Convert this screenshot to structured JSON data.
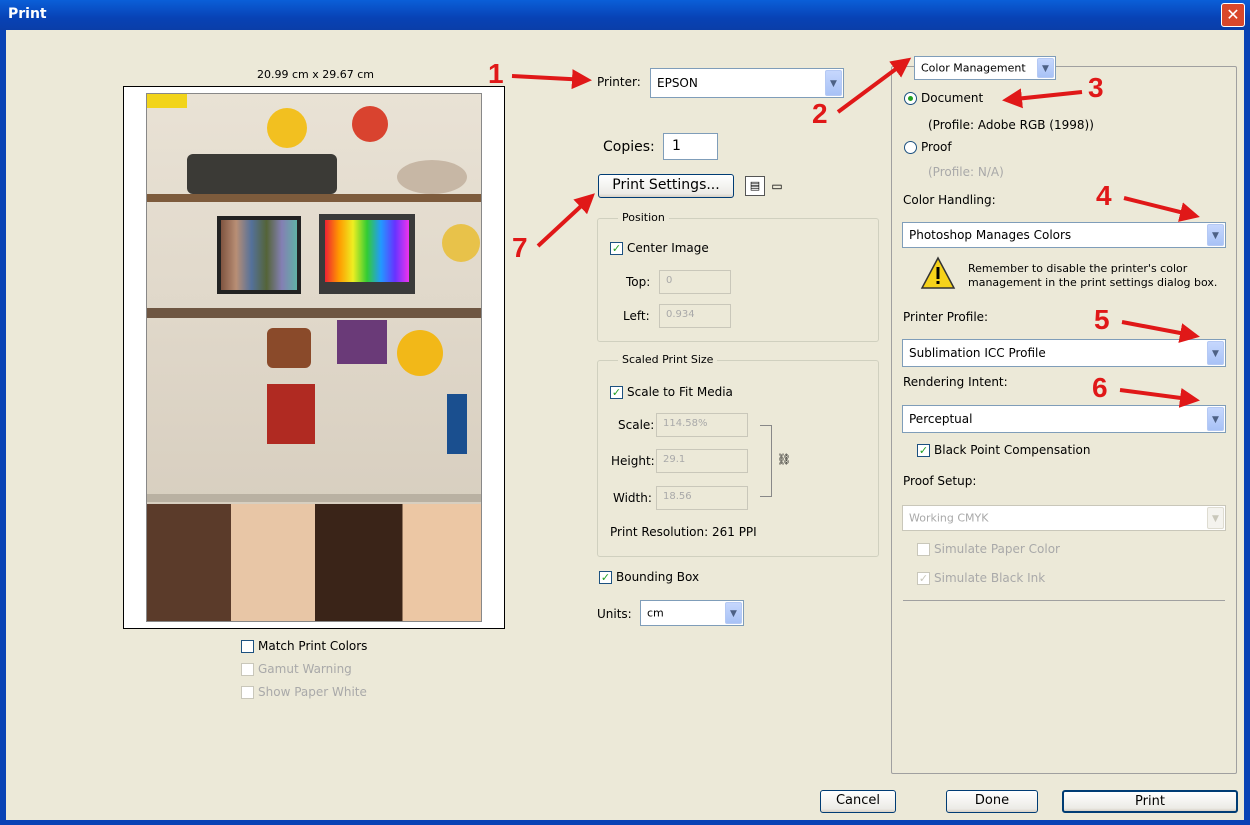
{
  "window": {
    "title": "Print",
    "close_glyph": "✕"
  },
  "preview": {
    "size_label": "20.99 cm x 29.67 cm",
    "checkboxes": [
      {
        "label": "Match Print Colors",
        "checked": false,
        "enabled": true
      },
      {
        "label": "Gamut Warning",
        "checked": false,
        "enabled": false
      },
      {
        "label": "Show Paper White",
        "checked": false,
        "enabled": false
      }
    ]
  },
  "printer": {
    "label": "Printer:",
    "value": "EPSON"
  },
  "copies": {
    "label": "Copies:",
    "value": "1"
  },
  "print_settings": {
    "label": "Print Settings..."
  },
  "position": {
    "title": "Position",
    "center_image": {
      "label": "Center Image",
      "checked": true
    },
    "top": {
      "label": "Top:",
      "value": "0"
    },
    "left": {
      "label": "Left:",
      "value": "0.934"
    }
  },
  "scaled": {
    "title": "Scaled Print Size",
    "scale_to_fit": {
      "label": "Scale to Fit Media",
      "checked": true
    },
    "scale": {
      "label": "Scale:",
      "value": "114.58%"
    },
    "height": {
      "label": "Height:",
      "value": "29.1"
    },
    "width": {
      "label": "Width:",
      "value": "18.56"
    },
    "resolution": "Print Resolution: 261 PPI"
  },
  "bounding_box": {
    "label": "Bounding Box",
    "checked": true
  },
  "units": {
    "label": "Units:",
    "value": "cm"
  },
  "color": {
    "dropdown": "Color Management",
    "document": {
      "label": "Document",
      "selected": true,
      "profile": "(Profile: Adobe RGB (1998))"
    },
    "proof": {
      "label": "Proof",
      "selected": false,
      "profile": "(Profile: N/A)"
    },
    "handling_label": "Color Handling:",
    "handling_value": "Photoshop Manages Colors",
    "warning": "Remember to disable the printer's color management in the print settings dialog box.",
    "printer_profile_label": "Printer Profile:",
    "printer_profile_value": "Sublimation ICC Profile",
    "rendering_label": "Rendering Intent:",
    "rendering_value": "Perceptual",
    "bpc": {
      "label": "Black Point Compensation",
      "checked": true
    },
    "proof_setup_label": "Proof Setup:",
    "proof_setup_value": "Working CMYK",
    "simulate_paper": {
      "label": "Simulate Paper Color",
      "checked": false
    },
    "simulate_ink": {
      "label": "Simulate Black Ink",
      "checked": true
    }
  },
  "buttons": {
    "cancel": "Cancel",
    "done": "Done",
    "print": "Print"
  },
  "annotations": [
    "1",
    "2",
    "3",
    "4",
    "5",
    "6",
    "7"
  ],
  "colors": {
    "annotation": "#e01818",
    "titlebar": "#0842b5",
    "checkmark": "#21a121"
  },
  "icons": [
    "combo-arrow-icon",
    "warning-icon",
    "page-setup-icon",
    "link-chain-icon",
    "close-icon"
  ]
}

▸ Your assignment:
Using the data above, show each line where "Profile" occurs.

▸ Response area:
      "profile": "(Profile: Adobe RGB (1998))"
      "profile": "(Profile: N/A)"
    "printer_profile_label": "Printer Profile:",
    "printer_profile_value": "Sublimation ICC Profile",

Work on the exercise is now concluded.